A Belgian artist known and exhibited across the world, a creator of countless exhibitions whose body of work is the subject of numerous catalogues, Bob Verschueren belongs to the environmental art movement, which includes such artists as Nils-Udo and Andy Goldsworthy and follows on from Land Art. Indoor and outdoor installations, wind painting, light painting, phytogravure, sequential works in which time acts on perishable materials – the artists maintains a very close relationship with nature and matter, time and space. His artistic practice goes hand-in-hand with ecological and philosophical reflection that gives it remarkable consistency. His interventions on a wide range of sites (railway stations, churches, museums, brownfields, art galleries and out in the countryside) feature branches, tree stumps, mosses, vegetables, mushrooms, coffee grounds, ears of wheat, terracotta pots, flour, natural pigments, stones and pebbles, and tell stories as fascinating as they are ephemeral, filled with strange beauty and power.

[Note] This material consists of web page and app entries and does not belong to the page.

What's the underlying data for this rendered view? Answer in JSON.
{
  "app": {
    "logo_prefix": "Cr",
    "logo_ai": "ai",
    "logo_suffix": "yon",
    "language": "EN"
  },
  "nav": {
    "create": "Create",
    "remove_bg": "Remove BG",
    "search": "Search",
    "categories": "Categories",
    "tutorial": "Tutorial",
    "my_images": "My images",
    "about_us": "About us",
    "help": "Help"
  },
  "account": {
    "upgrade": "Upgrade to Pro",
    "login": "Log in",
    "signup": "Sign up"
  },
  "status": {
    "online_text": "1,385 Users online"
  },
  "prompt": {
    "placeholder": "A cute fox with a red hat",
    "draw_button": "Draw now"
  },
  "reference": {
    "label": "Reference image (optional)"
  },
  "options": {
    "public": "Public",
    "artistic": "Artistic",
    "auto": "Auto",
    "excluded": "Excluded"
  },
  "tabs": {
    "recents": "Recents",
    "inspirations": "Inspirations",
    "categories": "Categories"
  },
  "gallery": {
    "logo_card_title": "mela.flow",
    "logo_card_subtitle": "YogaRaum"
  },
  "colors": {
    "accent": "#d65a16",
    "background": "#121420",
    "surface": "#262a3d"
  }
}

Bob Verschueren is a self-taught visual artist born in Etterbeek in Belgium in 1945. He began his artistic career in the late 1960s, starting out as a painter. In 1978, he turned to Land Art, creating wind paintings, natural pigments spread across the landscape by the wind, and light paintings, a photographic technique that fixes light by placing a light source in front of the lens. In the 1980s, he decided that he would no longer use anything but natural materials, plant life in particular. Since then, he has created over 300 installations in Europe and the rest of the world.
For each of his works, Bob Verschueren ensures that the site’s architecture, nature, and the selected materials are in perfect harmony. Removed from their natural settings, most of the components gathered are bound to decay. Hence, he persistently questions the unbreakable link between life and death. He also explores other areas, including sound (Catalogue de plantes, begun in 1995), engraving (Phytogravures, begun in 1999), photography and frottage. For him, a piece of wasteland, a forest or an exhibition venue all become areas for experimentation.

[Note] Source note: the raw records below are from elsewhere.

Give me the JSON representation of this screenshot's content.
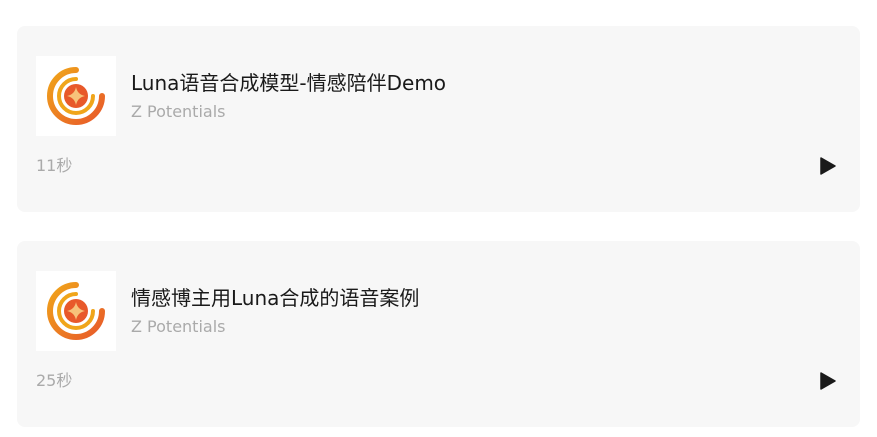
{
  "tracks": [
    {
      "title": "Luna语音合成模型-情感陪伴Demo",
      "author": "Z Potentials",
      "duration": "11秒",
      "cover_icon": "z-potentials-logo-icon",
      "play_icon": "play-icon"
    },
    {
      "title": "情感博主用Luna合成的语音案例",
      "author": "Z Potentials",
      "duration": "25秒",
      "cover_icon": "z-potentials-logo-icon",
      "play_icon": "play-icon"
    }
  ],
  "colors": {
    "card_background": "#f7f7f7",
    "title_text": "#1a1a1a",
    "secondary_text": "#aaaaaa",
    "logo_orange": "#e8592a",
    "logo_gold": "#f0a51a",
    "play_icon": "#1a1a1a"
  }
}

Several of his most recent works are perennial. For example, in Brussels, at the Erasmus House and the Jardin des Visitandines, two installations have been designed as calls to meditation within the city walls. Invited more than once by France’s Annecy Paysages art festival, Bob Verschueren has created several pieces for the event, three of which are on show all year round and bear witness to recent developments in his work. Composed of 10 trees assembled two by two and planted in the earth with their roots in the air, La Haie d’honneur straddles a path in the city’s Jardins de l’Europe. The work is a tribute to dead trees as well as an encouragement to city dwellers to celebrate nature. L’Arbre pourfendu, on the other hand, alludes to the depth of the philosophical tales by Italo Calvino (Le Vicomte pourfendu), an author dear to Bob Verschueren’s heart. A bare trunk is speared by a flimsy young tree. Is this a renewed quarrel between ancient and modern? To the surrealism of the scene, the artist adds the epic tale of mythological battles in which trees, like human beings, measure themselves against each other. The third, Implantations, is an extraordinary piece of architecture, a kind of treetop village for birds: a tree whose branches support miniature houses huddled against one another. The artist treats birds like a human community and provides them with a magical utopian city.
Bob Verschueren is a member of the Royal Academy of Belgium, in the Fine Arts division.